News-Record & Sentinel, August 2020

Professor Ofswich is a campus curiosity.  Students call him “Doctor Offsides” for his (very funny) letters to the college newspaper mocking collegiate sports.  He lives alone with his mutt dog, Gruesome.  He has no friends, wants none and recognizes no professional colleagues.

Ofswich is a world-renowned authority on John Locke, particularly how his ideas of government by the people often lose out to dictators.  But for all his expertise in government theory, he hates politics, which he calls “freedom’s fatal flaw.”  He does steal Ronald Reagan jokes, though, especially the one about the three-legged chicken.

In 2016, Ofswiche happened upon Donald Trump’s acceptance speech at the GOP convention.  Trump was saying, “When I take the oath of office, next year, I will restore law and order to our country. Believe me!”  Ofswich snorted, “Law enforcement in America is local, you idiot!”  But then a thought made him smile: What if Trump really is ignorant?  What if he actually thinks he can do unconstitutional stuff as president?”      

The prospect delighted him.  Ofswich, you see, has always been more academic than patriotic.  When Trump won, he sent two 8×10 photographs to Trump Tower.  On one he wrote: “Benito Mussolini speaking to adoring crowds.”  The other was the iconic shot of Mussolini hanging upside down from a gas station, a hostile mob nearby.  Ofswich wrote on this one: “Mussolini with a different crowd.”  The return address was his.  He set his table for coffee with the FBI.

Since then, he’s watched Trump with interest – first, for entertainment but then, to his surprise, as an American.  After Trump’s acquittal in the Senate, Ofswich mused to his dog: “We both know the man’s a child and a coward – not the stuff of successful dictators.  But there he is, running a Washington puppet show.”     

Last month, he saw federal troops in city streets and the U.S. Postal Service crippled to muddle the election and set up a ‘national emergency.’  Ofswich stroked his beard.

“Gruesome,” he said, “Trump wants to be Putin, but he doesn’t have Putin’s discipline and intellect.  He’s the executive who can’t execute.  It’s all coming down to this:  Trump is Trump.  But America is America.”

Gruesome seemed surprised at his patriotism.  He wagged his tail. 

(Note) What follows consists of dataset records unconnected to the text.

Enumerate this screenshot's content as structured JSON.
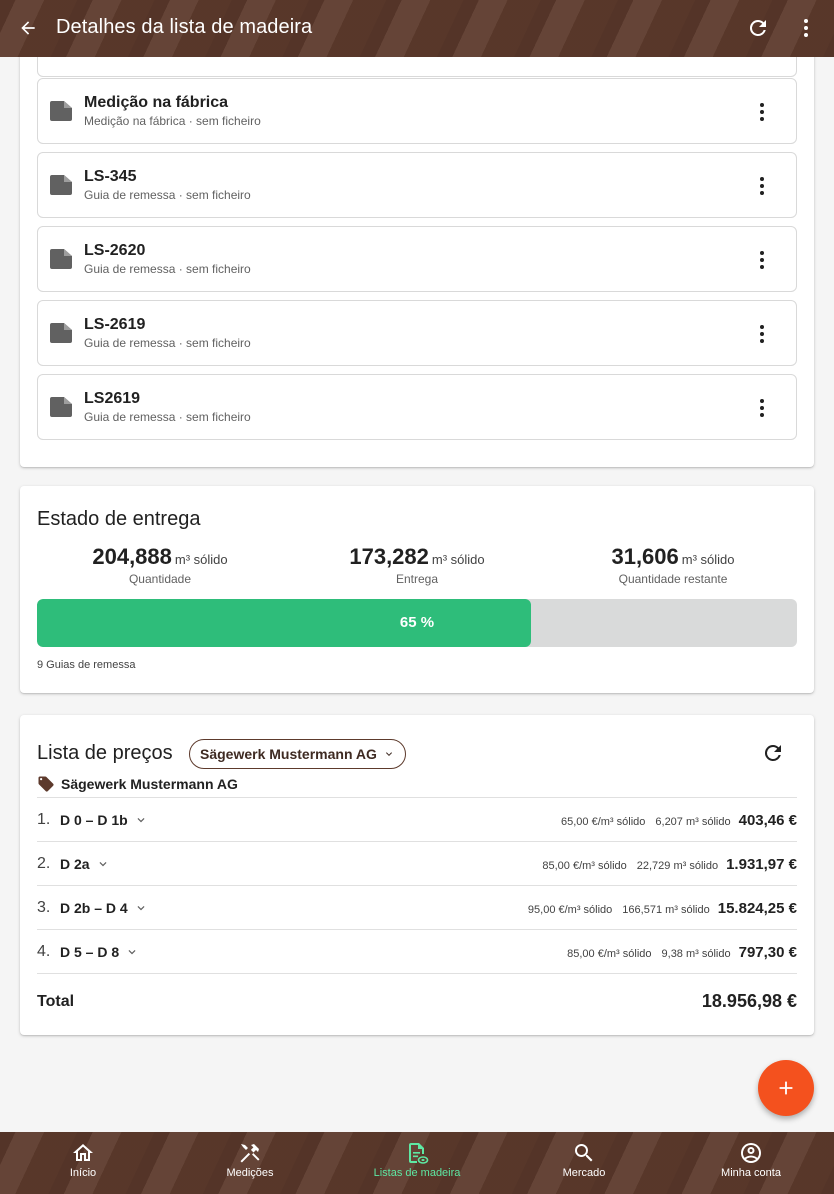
{
  "header": {
    "title": "Detalhes da lista de madeira"
  },
  "documents": [
    {
      "title": "Medição na fábrica",
      "subtitle": "Medição na fábrica · sem ficheiro"
    },
    {
      "title": "LS-345",
      "subtitle": "Guia de remessa · sem ficheiro"
    },
    {
      "title": "LS-2620",
      "subtitle": "Guia de remessa · sem ficheiro"
    },
    {
      "title": "LS-2619",
      "subtitle": "Guia de remessa · sem ficheiro"
    },
    {
      "title": "LS2619",
      "subtitle": "Guia de remessa · sem ficheiro"
    }
  ],
  "delivery": {
    "title": "Estado de entrega",
    "stats": [
      {
        "value": "204,888",
        "unit": "m³ sólido",
        "label": "Quantidade"
      },
      {
        "value": "173,282",
        "unit": "m³ sólido",
        "label": "Entrega"
      },
      {
        "value": "31,606",
        "unit": "m³ sólido",
        "label": "Quantidade restante"
      }
    ],
    "progress_percent": 65,
    "progress_label": "65 %",
    "note": "9 Guias de remessa"
  },
  "pricelist": {
    "title": "Lista de preços",
    "supplier_select": "Sägewerk Mustermann AG",
    "supplier_name": "Sägewerk Mustermann AG",
    "rows": [
      {
        "index": "1.",
        "grade": "D 0 – D 1b",
        "rate": "65,00 €/m³ sólido",
        "volume": "6,207 m³ sólido",
        "amount": "403,46 €"
      },
      {
        "index": "2.",
        "grade": "D 2a",
        "rate": "85,00 €/m³ sólido",
        "volume": "22,729 m³ sólido",
        "amount": "1.931,97 €"
      },
      {
        "index": "3.",
        "grade": "D 2b – D 4",
        "rate": "95,00 €/m³ sólido",
        "volume": "166,571 m³ sólido",
        "amount": "15.824,25 €"
      },
      {
        "index": "4.",
        "grade": "D 5 – D 8",
        "rate": "85,00 €/m³ sólido",
        "volume": "9,38 m³ sólido",
        "amount": "797,30 €"
      }
    ],
    "total_label": "Total",
    "total_value": "18.956,98 €"
  },
  "nav": [
    {
      "label": "Início",
      "icon": "home-icon"
    },
    {
      "label": "Medições",
      "icon": "hammer-pick-icon"
    },
    {
      "label": "Listas de madeira",
      "icon": "wood-list-icon"
    },
    {
      "label": "Mercado",
      "icon": "search-icon"
    },
    {
      "label": "Minha conta",
      "icon": "account-circle-icon"
    }
  ],
  "colors": {
    "brand": "#5d3a2c",
    "progress": "#2ebd7a",
    "fab": "#f4511e",
    "nav_active": "#5ee8a3"
  }
}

“It’s Thomas Paine time, old boy,” he said, “and I’m in.  After Trump, we’ll fix the Founding Fathers’ excessive trust in human nature.”  He was visibly excited.